Take support centers and guarantees for example. Those are touchpoints where your customer comes “begging” for help and is so often let down. If you want to stay in business, you can’t afford the bad experiences your customers have to go through. You will lose them for good. And what is worse, they will also tell others about it.

Now, imagine the opposite: delivering such a great experience, that your customers will convince others to join.

A more abstract approach to touchpoints and therefore to communication, is to look at every business-client interaction as a good opportunity to communicate your values. It’s those small things, but they add up to your brand.

Take your Logo for example. Does it look amateurish? Is it communicating your values and can be easily remembered or does it communicate you don’t care?

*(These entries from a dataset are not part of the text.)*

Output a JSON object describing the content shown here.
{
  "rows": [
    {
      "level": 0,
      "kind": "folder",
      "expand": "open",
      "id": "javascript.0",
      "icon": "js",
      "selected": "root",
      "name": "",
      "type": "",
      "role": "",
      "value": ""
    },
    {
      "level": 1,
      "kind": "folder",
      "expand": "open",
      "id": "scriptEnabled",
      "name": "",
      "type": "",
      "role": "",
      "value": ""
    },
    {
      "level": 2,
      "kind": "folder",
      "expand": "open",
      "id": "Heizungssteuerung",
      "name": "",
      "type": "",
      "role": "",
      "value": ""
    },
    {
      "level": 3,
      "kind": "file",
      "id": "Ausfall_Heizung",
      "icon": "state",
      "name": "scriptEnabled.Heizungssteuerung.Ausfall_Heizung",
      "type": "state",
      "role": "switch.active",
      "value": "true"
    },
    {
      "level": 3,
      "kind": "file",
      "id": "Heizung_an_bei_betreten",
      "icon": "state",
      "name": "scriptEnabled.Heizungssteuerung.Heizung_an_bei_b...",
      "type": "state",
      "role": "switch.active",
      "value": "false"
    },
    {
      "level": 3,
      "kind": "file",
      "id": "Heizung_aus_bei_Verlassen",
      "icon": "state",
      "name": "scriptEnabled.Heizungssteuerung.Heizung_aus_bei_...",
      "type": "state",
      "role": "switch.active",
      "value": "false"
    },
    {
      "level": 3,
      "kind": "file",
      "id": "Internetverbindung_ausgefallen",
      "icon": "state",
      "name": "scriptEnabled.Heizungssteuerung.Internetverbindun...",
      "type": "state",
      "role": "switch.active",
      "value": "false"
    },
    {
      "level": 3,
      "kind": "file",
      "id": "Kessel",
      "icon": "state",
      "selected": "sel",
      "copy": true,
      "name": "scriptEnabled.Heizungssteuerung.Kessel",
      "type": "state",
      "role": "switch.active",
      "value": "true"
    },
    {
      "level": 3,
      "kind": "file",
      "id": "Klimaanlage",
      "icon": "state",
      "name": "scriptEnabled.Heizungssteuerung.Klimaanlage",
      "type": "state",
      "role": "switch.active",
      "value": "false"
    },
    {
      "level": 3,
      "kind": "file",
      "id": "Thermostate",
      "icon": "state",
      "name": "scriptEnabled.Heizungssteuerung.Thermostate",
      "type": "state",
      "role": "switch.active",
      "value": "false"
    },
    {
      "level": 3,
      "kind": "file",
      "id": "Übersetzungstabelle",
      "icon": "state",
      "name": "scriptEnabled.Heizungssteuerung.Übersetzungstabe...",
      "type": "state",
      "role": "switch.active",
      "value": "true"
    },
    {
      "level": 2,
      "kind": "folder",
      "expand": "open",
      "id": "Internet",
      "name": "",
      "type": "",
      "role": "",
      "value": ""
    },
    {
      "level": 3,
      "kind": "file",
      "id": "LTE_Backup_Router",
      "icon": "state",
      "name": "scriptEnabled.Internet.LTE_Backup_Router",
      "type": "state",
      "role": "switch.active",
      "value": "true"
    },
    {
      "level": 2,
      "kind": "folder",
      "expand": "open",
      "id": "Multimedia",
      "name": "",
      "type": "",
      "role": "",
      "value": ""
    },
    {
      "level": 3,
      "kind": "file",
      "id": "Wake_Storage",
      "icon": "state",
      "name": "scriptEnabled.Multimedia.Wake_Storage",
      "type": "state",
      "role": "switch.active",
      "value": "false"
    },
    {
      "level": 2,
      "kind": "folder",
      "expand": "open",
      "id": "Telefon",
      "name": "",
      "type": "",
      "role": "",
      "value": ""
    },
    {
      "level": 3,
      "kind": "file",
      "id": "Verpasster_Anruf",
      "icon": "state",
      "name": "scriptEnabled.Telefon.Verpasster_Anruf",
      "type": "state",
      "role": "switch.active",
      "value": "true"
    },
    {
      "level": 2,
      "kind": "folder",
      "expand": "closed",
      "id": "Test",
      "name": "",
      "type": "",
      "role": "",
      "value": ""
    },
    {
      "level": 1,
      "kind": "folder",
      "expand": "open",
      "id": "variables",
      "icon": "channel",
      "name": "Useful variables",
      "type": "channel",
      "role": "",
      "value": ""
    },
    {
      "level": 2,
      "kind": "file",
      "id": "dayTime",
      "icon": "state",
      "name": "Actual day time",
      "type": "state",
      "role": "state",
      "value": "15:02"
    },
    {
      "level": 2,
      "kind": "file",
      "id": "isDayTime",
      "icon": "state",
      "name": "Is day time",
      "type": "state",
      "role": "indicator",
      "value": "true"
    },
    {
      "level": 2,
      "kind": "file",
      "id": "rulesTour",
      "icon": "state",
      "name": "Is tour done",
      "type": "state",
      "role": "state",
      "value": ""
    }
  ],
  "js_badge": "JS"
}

How about packaging? Did you just consider price or did you invest some thought on how it will be opened. Did your stupid molded plastic packaging just cut my finger?!? Fuck you, cheep company!

7. Persistence and patience.

If you figured the previous points out and business is still slow, it’s usually a matter of persistence and patience.

To a certain degree, you could beat time with a beefy marketing budget and by brilliantly covering all the above points. Especially communication. That would move the needle faster. Otherwise, be prepared to invest some time and perseverance.

On the other hand, business doesn’t have a finish line. You can’t arrive at the “I’m the best” finish line and end the race. There will always be someone assessing your weaknesses trying to surpass you. This is a race that never ends and you constantly need to improve in order to stay ahead. Then, you just need to outlast everyone.

There can be other causes that could contribute to a business failure. Some, you could say are industry specific. Sometimes luck plays a role, although, you should to be prepared for at least some unfortunate situations.

Other than luck, it’s all in your hands. You can’t blame others for failing. It’s just knowledge and the way you apply it. I guarantee you: if you score high on all the points above, you are going to be in business for a long time.